(Entries taken from a collection)
-*-

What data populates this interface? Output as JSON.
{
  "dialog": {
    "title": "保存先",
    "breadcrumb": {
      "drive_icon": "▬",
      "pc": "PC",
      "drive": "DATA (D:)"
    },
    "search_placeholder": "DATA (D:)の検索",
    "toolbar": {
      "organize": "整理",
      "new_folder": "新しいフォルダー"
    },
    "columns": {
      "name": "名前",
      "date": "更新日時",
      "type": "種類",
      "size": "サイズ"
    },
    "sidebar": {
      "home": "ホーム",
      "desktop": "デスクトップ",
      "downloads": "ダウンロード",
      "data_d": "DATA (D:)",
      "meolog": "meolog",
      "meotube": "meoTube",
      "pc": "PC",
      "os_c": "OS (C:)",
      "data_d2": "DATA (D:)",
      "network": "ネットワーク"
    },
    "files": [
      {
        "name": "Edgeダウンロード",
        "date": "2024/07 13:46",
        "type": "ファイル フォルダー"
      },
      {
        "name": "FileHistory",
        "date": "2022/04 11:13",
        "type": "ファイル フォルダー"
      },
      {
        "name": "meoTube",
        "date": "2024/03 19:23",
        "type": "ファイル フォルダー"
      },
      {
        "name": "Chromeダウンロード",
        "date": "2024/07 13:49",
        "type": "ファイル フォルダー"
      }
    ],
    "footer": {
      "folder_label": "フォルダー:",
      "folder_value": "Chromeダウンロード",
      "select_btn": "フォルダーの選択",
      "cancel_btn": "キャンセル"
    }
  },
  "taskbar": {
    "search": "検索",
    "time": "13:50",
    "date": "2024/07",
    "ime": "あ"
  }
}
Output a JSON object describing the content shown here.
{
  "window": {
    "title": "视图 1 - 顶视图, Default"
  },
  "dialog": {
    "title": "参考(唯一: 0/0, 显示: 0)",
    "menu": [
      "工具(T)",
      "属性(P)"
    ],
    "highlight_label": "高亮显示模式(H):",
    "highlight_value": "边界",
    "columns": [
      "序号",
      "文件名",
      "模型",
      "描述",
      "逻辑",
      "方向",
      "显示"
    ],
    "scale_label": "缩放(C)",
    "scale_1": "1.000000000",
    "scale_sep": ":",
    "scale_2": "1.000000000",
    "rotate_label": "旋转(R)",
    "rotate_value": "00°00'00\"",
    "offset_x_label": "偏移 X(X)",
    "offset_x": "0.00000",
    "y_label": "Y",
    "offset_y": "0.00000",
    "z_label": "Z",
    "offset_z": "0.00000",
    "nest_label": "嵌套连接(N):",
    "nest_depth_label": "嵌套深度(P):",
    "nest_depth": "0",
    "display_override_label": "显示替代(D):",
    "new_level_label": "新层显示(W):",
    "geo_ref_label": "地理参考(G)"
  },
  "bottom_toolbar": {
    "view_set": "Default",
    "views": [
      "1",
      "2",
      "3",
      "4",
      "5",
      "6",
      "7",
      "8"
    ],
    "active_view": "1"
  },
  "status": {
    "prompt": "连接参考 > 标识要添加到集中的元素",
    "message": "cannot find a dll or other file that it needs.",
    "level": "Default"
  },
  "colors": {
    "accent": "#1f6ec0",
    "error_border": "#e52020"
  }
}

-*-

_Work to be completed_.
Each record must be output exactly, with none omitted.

_Exercise response_.
What data populates this interface? Output as JSON.
{
  "dialog": {
    "title": "保存先",
    "breadcrumb": {
      "drive_icon": "▬",
      "pc": "PC",
      "drive": "DATA (D:)"
    },
    "search_placeholder": "DATA (D:)の検索",
    "toolbar": {
      "organize": "整理",
      "new_folder": "新しいフォルダー"
    },
    "columns": {
      "name": "名前",
      "date": "更新日時",
      "type": "種類",
      "size": "サイズ"
    },
    "sidebar": {
      "home": "ホーム",
      "desktop": "デスクトップ",
      "downloads": "ダウンロード",
      "data_d": "DATA (D:)",
      "meolog": "meolog",
      "meotube": "meoTube",
      "pc": "PC",
      "os_c": "OS (C:)",
      "data_d2": "DATA (D:)",
      "network": "ネットワーク"
    },
    "files": [
      {
        "name": "Edgeダウンロード",
        "date": "2024/07 13:46",
        "type": "ファイル フォルダー"
      },
      {
        "name": "FileHistory",
        "date": "2022/04 11:13",
        "type": "ファイル フォルダー"
      },
      {
        "name": "meoTube",
        "date": "2024/03 19:23",
        "type": "ファイル フォルダー"
      },
      {
        "name": "Chromeダウンロード",
        "date": "2024/07 13:49",
        "type": "ファイル フォルダー"
      }
    ],
    "footer": {
      "folder_label": "フォルダー:",
      "folder_value": "Chromeダウンロード",
      "select_btn": "フォルダーの選択",
      "cancel_btn": "キャンセル"
    }
  },
  "taskbar": {
    "search": "検索",
    "time": "13:50",
    "date": "2024/07",
    "ime": "あ"
  }
}
Output a JSON object describing the content shown here.
{
  "window": {
    "title": "视图 1 - 顶视图, Default"
  },
  "dialog": {
    "title": "参考(唯一: 0/0, 显示: 0)",
    "menu": [
      "工具(T)",
      "属性(P)"
    ],
    "highlight_label": "高亮显示模式(H):",
    "highlight_value": "边界",
    "columns": [
      "序号",
      "文件名",
      "模型",
      "描述",
      "逻辑",
      "方向",
      "显示"
    ],
    "scale_label": "缩放(C)",
    "scale_1": "1.000000000",
    "scale_sep": ":",
    "scale_2": "1.000000000",
    "rotate_label": "旋转(R)",
    "rotate_value": "00°00'00\"",
    "offset_x_label": "偏移 X(X)",
    "offset_x": "0.00000",
    "y_label": "Y",
    "offset_y": "0.00000",
    "z_label": "Z",
    "offset_z": "0.00000",
    "nest_label": "嵌套连接(N):",
    "nest_depth_label": "嵌套深度(P):",
    "nest_depth": "0",
    "display_override_label": "显示替代(D):",
    "new_level_label": "新层显示(W):",
    "geo_ref_label": "地理参考(G)"
  },
  "bottom_toolbar": {
    "view_set": "Default",
    "views": [
      "1",
      "2",
      "3",
      "4",
      "5",
      "6",
      "7",
      "8"
    ],
    "active_view": "1"
  },
  "status": {
    "prompt": "连接参考 > 标识要添加到集中的元素",
    "message": "cannot find a dll or other file that it needs.",
    "level": "Default"
  },
  "colors": {
    "accent": "#1f6ec0",
    "error_border": "#e52020"
  }
}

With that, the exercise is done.